• WHAT YOU NEED TO DO
When a line of the records below contains the string "liste", copy that whole line.

• EXERCISE MATERIALS
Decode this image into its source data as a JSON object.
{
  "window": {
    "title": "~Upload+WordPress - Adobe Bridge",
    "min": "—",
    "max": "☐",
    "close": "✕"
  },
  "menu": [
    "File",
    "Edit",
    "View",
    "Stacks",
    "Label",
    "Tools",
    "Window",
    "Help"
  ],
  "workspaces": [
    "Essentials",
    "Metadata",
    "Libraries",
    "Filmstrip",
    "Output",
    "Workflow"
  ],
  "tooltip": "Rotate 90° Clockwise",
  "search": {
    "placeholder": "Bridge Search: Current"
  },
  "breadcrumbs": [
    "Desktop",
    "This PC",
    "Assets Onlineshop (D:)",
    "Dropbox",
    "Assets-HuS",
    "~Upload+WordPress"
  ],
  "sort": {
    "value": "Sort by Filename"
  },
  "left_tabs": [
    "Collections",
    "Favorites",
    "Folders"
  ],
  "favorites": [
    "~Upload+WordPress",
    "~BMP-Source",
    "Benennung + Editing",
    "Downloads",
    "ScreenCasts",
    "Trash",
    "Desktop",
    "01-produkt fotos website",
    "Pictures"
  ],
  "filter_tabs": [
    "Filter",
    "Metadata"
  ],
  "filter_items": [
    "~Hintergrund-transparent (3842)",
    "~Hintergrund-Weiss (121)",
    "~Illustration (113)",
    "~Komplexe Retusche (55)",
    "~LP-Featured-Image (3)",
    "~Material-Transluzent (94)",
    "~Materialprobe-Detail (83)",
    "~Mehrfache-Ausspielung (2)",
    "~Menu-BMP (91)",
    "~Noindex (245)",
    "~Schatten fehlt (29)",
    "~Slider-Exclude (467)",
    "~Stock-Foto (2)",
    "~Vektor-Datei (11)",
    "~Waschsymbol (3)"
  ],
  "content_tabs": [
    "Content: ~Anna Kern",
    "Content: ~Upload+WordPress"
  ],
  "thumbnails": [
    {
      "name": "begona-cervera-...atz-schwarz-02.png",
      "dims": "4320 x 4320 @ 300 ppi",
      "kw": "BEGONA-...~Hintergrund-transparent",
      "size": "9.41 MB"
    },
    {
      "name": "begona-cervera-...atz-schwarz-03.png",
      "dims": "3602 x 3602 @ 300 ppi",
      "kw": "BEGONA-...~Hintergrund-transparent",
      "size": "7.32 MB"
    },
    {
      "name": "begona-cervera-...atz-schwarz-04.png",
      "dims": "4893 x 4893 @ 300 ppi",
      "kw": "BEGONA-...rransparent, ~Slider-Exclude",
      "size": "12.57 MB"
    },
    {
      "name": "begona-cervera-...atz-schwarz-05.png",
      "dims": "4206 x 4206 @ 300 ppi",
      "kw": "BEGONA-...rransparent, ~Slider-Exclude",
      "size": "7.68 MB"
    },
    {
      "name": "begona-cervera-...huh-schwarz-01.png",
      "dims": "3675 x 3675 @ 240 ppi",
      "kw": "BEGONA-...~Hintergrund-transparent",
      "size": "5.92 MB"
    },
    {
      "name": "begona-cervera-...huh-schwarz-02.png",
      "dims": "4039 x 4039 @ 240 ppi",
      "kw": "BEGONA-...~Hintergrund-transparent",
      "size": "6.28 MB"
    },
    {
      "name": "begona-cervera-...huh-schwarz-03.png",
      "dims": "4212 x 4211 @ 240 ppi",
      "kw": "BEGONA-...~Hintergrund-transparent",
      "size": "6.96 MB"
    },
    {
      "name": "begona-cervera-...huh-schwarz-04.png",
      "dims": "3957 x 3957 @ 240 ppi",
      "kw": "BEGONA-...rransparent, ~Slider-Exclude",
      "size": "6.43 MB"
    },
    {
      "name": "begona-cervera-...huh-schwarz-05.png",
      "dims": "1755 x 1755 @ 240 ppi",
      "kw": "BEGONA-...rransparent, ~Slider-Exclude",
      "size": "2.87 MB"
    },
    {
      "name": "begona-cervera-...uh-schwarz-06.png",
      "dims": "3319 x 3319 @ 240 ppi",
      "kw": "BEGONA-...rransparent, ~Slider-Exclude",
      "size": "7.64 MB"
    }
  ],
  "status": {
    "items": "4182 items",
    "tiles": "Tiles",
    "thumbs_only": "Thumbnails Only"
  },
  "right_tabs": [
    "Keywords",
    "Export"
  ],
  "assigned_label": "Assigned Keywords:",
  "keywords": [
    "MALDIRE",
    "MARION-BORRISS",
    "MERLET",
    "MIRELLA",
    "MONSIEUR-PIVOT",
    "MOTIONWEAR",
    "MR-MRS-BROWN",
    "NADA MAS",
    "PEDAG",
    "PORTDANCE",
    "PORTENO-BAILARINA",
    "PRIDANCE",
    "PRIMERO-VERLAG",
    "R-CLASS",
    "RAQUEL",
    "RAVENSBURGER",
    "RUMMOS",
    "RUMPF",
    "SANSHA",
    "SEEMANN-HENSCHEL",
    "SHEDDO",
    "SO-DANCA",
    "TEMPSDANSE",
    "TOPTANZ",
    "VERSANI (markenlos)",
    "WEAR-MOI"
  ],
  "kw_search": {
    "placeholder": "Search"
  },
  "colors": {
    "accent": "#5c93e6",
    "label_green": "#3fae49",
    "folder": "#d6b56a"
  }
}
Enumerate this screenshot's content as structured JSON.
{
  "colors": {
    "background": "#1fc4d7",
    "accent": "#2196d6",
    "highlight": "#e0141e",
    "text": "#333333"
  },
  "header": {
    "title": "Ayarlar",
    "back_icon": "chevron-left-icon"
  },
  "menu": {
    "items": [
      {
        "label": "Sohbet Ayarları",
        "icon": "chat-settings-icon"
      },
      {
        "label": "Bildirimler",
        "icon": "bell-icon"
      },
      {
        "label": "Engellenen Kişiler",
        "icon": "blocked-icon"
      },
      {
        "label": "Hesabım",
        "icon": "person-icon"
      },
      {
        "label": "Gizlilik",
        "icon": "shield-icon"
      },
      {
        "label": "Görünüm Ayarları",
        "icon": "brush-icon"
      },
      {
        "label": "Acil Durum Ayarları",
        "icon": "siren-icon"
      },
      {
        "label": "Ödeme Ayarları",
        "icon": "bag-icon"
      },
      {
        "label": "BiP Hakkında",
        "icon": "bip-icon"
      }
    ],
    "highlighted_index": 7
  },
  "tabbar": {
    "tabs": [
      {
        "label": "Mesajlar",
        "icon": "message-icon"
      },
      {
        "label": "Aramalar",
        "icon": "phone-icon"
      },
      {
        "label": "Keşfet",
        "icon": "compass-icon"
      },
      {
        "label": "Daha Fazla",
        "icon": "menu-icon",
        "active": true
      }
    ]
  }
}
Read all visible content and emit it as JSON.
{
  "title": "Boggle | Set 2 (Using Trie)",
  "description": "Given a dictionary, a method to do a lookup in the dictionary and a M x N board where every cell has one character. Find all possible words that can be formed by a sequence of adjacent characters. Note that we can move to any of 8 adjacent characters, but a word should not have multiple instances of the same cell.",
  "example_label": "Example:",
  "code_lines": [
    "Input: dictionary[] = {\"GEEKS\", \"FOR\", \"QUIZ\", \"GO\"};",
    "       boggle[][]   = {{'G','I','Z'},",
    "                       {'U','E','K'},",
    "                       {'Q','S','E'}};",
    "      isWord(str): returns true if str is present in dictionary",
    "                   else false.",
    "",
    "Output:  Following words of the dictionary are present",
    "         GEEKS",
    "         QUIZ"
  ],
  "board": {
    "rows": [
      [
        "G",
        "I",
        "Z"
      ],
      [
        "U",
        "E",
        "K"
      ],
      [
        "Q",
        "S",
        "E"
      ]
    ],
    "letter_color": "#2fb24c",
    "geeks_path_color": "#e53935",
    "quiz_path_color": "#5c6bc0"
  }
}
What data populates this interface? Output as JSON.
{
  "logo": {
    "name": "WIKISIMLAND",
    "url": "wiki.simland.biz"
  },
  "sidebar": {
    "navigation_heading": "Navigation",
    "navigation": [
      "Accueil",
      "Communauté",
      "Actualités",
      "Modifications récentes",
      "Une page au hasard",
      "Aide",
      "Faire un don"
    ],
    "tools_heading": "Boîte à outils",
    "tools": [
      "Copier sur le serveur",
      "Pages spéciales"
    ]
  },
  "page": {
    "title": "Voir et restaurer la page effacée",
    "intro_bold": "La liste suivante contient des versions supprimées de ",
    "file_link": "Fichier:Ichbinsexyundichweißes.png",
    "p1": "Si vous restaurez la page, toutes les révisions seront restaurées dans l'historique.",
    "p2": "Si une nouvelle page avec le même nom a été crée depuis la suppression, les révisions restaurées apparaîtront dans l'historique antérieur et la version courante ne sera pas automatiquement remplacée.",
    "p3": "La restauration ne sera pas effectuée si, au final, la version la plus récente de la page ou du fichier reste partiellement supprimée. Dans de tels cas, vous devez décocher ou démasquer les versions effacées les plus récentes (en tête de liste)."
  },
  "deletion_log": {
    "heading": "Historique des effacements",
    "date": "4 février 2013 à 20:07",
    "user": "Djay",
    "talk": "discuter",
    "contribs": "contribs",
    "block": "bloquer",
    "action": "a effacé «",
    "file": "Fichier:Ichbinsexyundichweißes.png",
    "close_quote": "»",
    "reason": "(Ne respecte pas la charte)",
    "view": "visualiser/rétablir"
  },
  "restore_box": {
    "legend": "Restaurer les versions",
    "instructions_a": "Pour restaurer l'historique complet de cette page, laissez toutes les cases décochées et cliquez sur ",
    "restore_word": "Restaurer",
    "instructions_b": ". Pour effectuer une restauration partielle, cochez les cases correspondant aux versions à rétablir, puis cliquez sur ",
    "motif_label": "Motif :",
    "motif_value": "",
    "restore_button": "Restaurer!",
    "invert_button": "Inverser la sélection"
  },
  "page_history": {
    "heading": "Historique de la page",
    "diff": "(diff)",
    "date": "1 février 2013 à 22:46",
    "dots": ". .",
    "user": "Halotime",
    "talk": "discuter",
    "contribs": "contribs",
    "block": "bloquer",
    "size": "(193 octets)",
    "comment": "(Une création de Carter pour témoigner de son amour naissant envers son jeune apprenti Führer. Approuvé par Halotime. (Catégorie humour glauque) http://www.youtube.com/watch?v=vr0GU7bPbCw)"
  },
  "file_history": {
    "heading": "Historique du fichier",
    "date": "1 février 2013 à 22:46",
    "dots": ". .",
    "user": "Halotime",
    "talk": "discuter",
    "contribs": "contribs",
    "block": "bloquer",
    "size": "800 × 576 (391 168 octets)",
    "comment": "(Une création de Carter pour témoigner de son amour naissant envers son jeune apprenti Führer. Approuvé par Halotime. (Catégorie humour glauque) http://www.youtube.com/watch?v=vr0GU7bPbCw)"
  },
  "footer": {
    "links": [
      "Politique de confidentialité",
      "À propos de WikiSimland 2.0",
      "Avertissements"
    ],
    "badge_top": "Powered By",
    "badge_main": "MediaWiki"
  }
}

• EXERCISE RESULT
    "intro_bold": "La liste suivante contient des versions supprimées de ",
    "p3": "La restauration ne sera pas effectuée si, au final, la version la plus récente de la page ou du fichier reste partiellement supprimée. Dans de tels cas, vous devez décocher ou démasquer les versions effacées les plus récentes (en tête de liste)."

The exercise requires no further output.